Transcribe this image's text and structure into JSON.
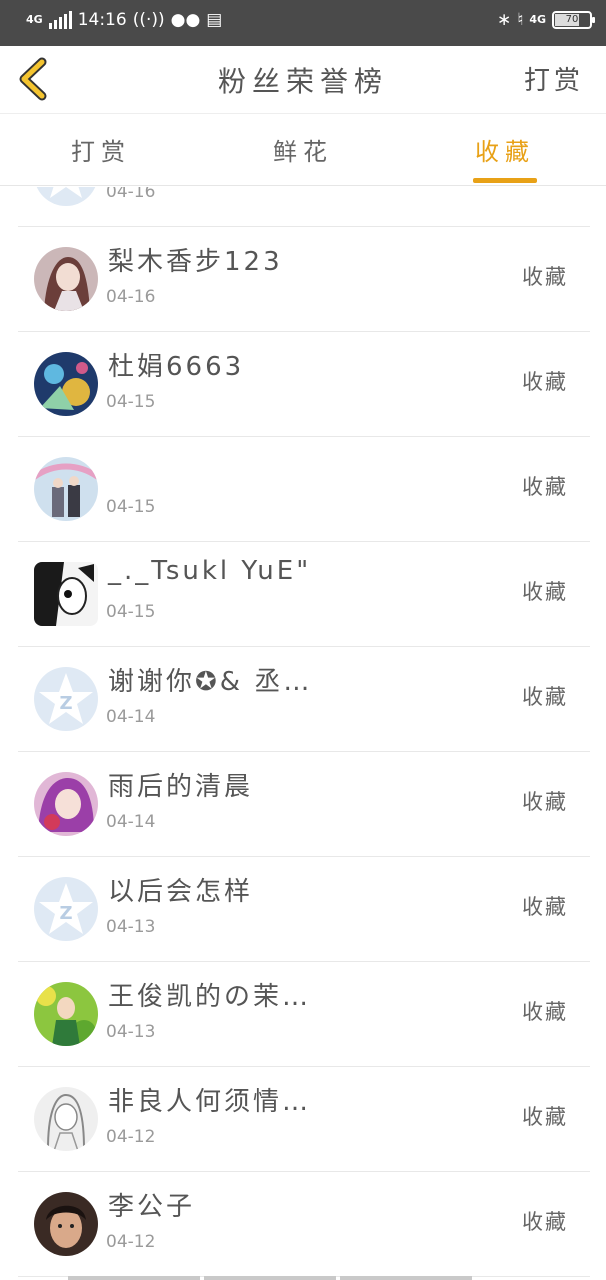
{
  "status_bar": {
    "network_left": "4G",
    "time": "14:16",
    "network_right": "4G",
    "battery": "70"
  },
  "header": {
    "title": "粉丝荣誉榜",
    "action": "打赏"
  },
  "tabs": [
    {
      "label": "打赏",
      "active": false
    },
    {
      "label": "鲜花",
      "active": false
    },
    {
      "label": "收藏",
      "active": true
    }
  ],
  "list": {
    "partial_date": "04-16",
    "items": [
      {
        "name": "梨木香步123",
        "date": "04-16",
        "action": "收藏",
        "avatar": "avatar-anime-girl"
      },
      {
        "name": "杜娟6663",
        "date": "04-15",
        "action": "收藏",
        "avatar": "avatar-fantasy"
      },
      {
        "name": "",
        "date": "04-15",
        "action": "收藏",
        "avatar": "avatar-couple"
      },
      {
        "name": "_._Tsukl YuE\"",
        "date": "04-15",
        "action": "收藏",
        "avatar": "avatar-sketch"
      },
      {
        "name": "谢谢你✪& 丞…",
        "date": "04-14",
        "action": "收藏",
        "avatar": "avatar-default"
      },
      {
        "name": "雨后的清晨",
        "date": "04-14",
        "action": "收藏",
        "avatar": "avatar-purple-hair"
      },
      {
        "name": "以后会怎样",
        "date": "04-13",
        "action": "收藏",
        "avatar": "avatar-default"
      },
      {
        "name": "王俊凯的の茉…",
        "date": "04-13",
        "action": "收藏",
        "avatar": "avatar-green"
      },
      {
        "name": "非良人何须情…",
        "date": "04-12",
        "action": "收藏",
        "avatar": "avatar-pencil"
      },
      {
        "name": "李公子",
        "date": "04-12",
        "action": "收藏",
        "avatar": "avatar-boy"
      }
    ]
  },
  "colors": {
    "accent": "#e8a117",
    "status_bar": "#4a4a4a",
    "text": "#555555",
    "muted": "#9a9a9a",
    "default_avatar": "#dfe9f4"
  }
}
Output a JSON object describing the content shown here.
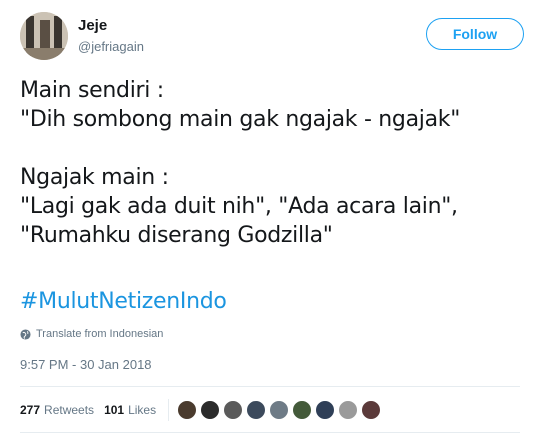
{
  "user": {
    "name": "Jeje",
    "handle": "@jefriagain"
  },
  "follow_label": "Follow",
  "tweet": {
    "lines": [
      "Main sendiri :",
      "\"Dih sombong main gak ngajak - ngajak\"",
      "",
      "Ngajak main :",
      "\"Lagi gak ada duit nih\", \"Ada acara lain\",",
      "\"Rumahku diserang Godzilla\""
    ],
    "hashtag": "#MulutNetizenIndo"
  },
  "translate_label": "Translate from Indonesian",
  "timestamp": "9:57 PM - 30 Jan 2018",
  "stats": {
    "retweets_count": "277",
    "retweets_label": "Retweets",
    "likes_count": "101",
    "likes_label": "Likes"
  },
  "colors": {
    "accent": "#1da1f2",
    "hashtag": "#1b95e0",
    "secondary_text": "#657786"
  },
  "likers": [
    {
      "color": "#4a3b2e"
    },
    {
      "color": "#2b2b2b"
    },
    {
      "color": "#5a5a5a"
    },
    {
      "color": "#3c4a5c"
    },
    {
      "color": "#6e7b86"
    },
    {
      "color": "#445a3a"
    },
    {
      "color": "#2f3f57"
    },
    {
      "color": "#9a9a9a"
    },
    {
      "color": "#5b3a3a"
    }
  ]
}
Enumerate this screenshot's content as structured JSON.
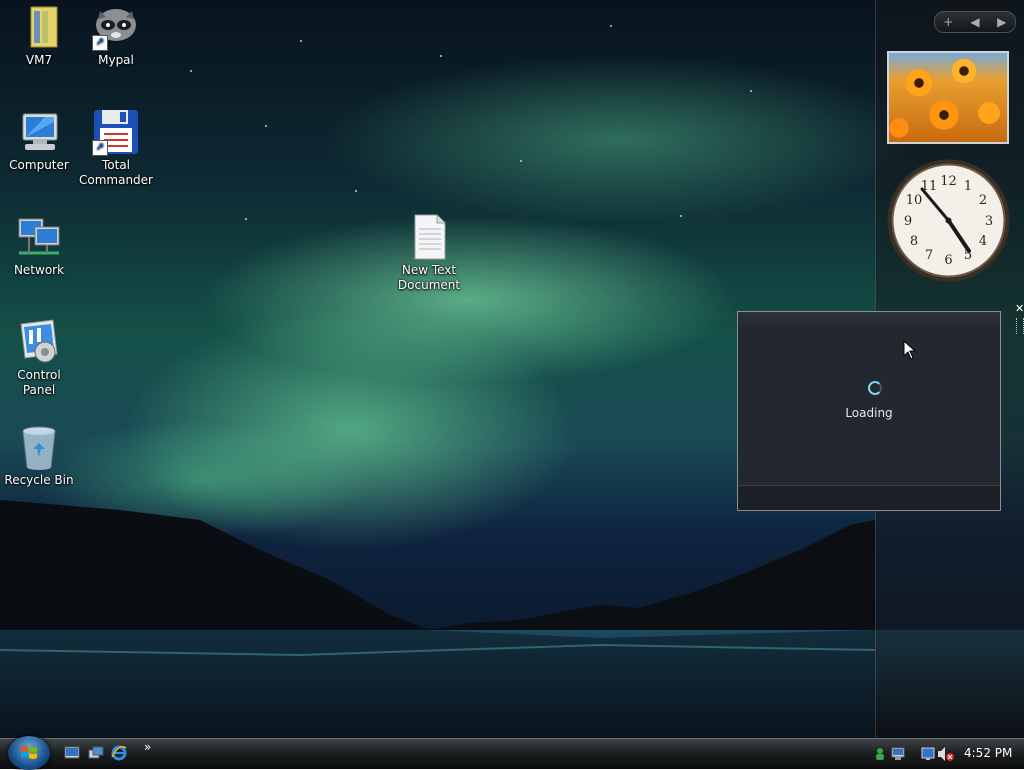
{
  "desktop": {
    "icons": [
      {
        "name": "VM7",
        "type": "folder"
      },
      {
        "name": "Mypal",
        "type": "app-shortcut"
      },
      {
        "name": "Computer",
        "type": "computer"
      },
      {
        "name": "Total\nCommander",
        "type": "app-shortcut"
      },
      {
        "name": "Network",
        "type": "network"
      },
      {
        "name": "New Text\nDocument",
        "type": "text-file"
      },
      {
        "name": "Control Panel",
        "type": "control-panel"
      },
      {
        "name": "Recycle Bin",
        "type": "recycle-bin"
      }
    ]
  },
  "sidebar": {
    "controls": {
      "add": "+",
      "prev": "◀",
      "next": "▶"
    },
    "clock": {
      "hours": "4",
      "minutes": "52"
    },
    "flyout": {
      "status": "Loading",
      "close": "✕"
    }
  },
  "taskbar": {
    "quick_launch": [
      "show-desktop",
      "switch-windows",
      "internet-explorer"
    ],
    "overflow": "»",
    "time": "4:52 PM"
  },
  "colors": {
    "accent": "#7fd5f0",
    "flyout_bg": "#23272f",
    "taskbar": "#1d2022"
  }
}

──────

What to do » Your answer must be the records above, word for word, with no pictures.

Reply to the task »
Transcribe this image's text and structure into JSON.
{
  "status_bar": {
    "network_left": "4G",
    "time": "14:16",
    "network_right": "4G",
    "battery": "70"
  },
  "header": {
    "title": "粉丝荣誉榜",
    "action": "打赏"
  },
  "tabs": [
    {
      "label": "打赏",
      "active": false
    },
    {
      "label": "鲜花",
      "active": false
    },
    {
      "label": "收藏",
      "active": true
    }
  ],
  "list": {
    "partial_date": "04-16",
    "items": [
      {
        "name": "梨木香步123",
        "date": "04-16",
        "action": "收藏",
        "avatar": "avatar-anime-girl"
      },
      {
        "name": "杜娟6663",
        "date": "04-15",
        "action": "收藏",
        "avatar": "avatar-fantasy"
      },
      {
        "name": "",
        "date": "04-15",
        "action": "收藏",
        "avatar": "avatar-couple"
      },
      {
        "name": "_._Tsukl YuE\"",
        "date": "04-15",
        "action": "收藏",
        "avatar": "avatar-sketch"
      },
      {
        "name": "谢谢你✪& 丞…",
        "date": "04-14",
        "action": "收藏",
        "avatar": "avatar-default"
      },
      {
        "name": "雨后的清晨",
        "date": "04-14",
        "action": "收藏",
        "avatar": "avatar-purple-hair"
      },
      {
        "name": "以后会怎样",
        "date": "04-13",
        "action": "收藏",
        "avatar": "avatar-default"
      },
      {
        "name": "王俊凯的の茉…",
        "date": "04-13",
        "action": "收藏",
        "avatar": "avatar-green"
      },
      {
        "name": "非良人何须情…",
        "date": "04-12",
        "action": "收藏",
        "avatar": "avatar-pencil"
      },
      {
        "name": "李公子",
        "date": "04-12",
        "action": "收藏",
        "avatar": "avatar-boy"
      }
    ]
  },
  "colors": {
    "accent": "#e8a117",
    "status_bar": "#4a4a4a",
    "text": "#555555",
    "muted": "#9a9a9a",
    "default_avatar": "#dfe9f4"
  }
}
Output a JSON object describing the content shown here.
{
  "user": {
    "name": "Jeje",
    "handle": "@jefriagain"
  },
  "follow_label": "Follow",
  "tweet": {
    "lines": [
      "Main sendiri :",
      "\"Dih sombong main gak ngajak - ngajak\"",
      "",
      "Ngajak main :",
      "\"Lagi gak ada duit nih\", \"Ada acara lain\",",
      "\"Rumahku diserang Godzilla\""
    ],
    "hashtag": "#MulutNetizenIndo"
  },
  "translate_label": "Translate from Indonesian",
  "timestamp": "9:57 PM - 30 Jan 2018",
  "stats": {
    "retweets_count": "277",
    "retweets_label": "Retweets",
    "likes_count": "101",
    "likes_label": "Likes"
  },
  "colors": {
    "accent": "#1da1f2",
    "hashtag": "#1b95e0",
    "secondary_text": "#657786"
  },
  "likers": [
    {
      "color": "#4a3b2e"
    },
    {
      "color": "#2b2b2b"
    },
    {
      "color": "#5a5a5a"
    },
    {
      "color": "#3c4a5c"
    },
    {
      "color": "#6e7b86"
    },
    {
      "color": "#445a3a"
    },
    {
      "color": "#2f3f57"
    },
    {
      "color": "#9a9a9a"
    },
    {
      "color": "#5b3a3a"
    }
  ]
}
Enumerate this screenshot's content as structured JSON.
{
  "desktop": {
    "icons": [
      {
        "name": "VM7",
        "type": "folder"
      },
      {
        "name": "Mypal",
        "type": "app-shortcut"
      },
      {
        "name": "Computer",
        "type": "computer"
      },
      {
        "name": "Total\nCommander",
        "type": "app-shortcut"
      },
      {
        "name": "Network",
        "type": "network"
      },
      {
        "name": "New Text\nDocument",
        "type": "text-file"
      },
      {
        "name": "Control Panel",
        "type": "control-panel"
      },
      {
        "name": "Recycle Bin",
        "type": "recycle-bin"
      }
    ]
  },
  "sidebar": {
    "controls": {
      "add": "+",
      "prev": "◀",
      "next": "▶"
    },
    "clock": {
      "hours": "4",
      "minutes": "52"
    },
    "flyout": {
      "status": "Loading",
      "close": "✕"
    }
  },
  "taskbar": {
    "quick_launch": [
      "show-desktop",
      "switch-windows",
      "internet-explorer"
    ],
    "overflow": "»",
    "time": "4:52 PM"
  },
  "colors": {
    "accent": "#7fd5f0",
    "flyout_bg": "#23272f",
    "taskbar": "#1d2022"
  }
}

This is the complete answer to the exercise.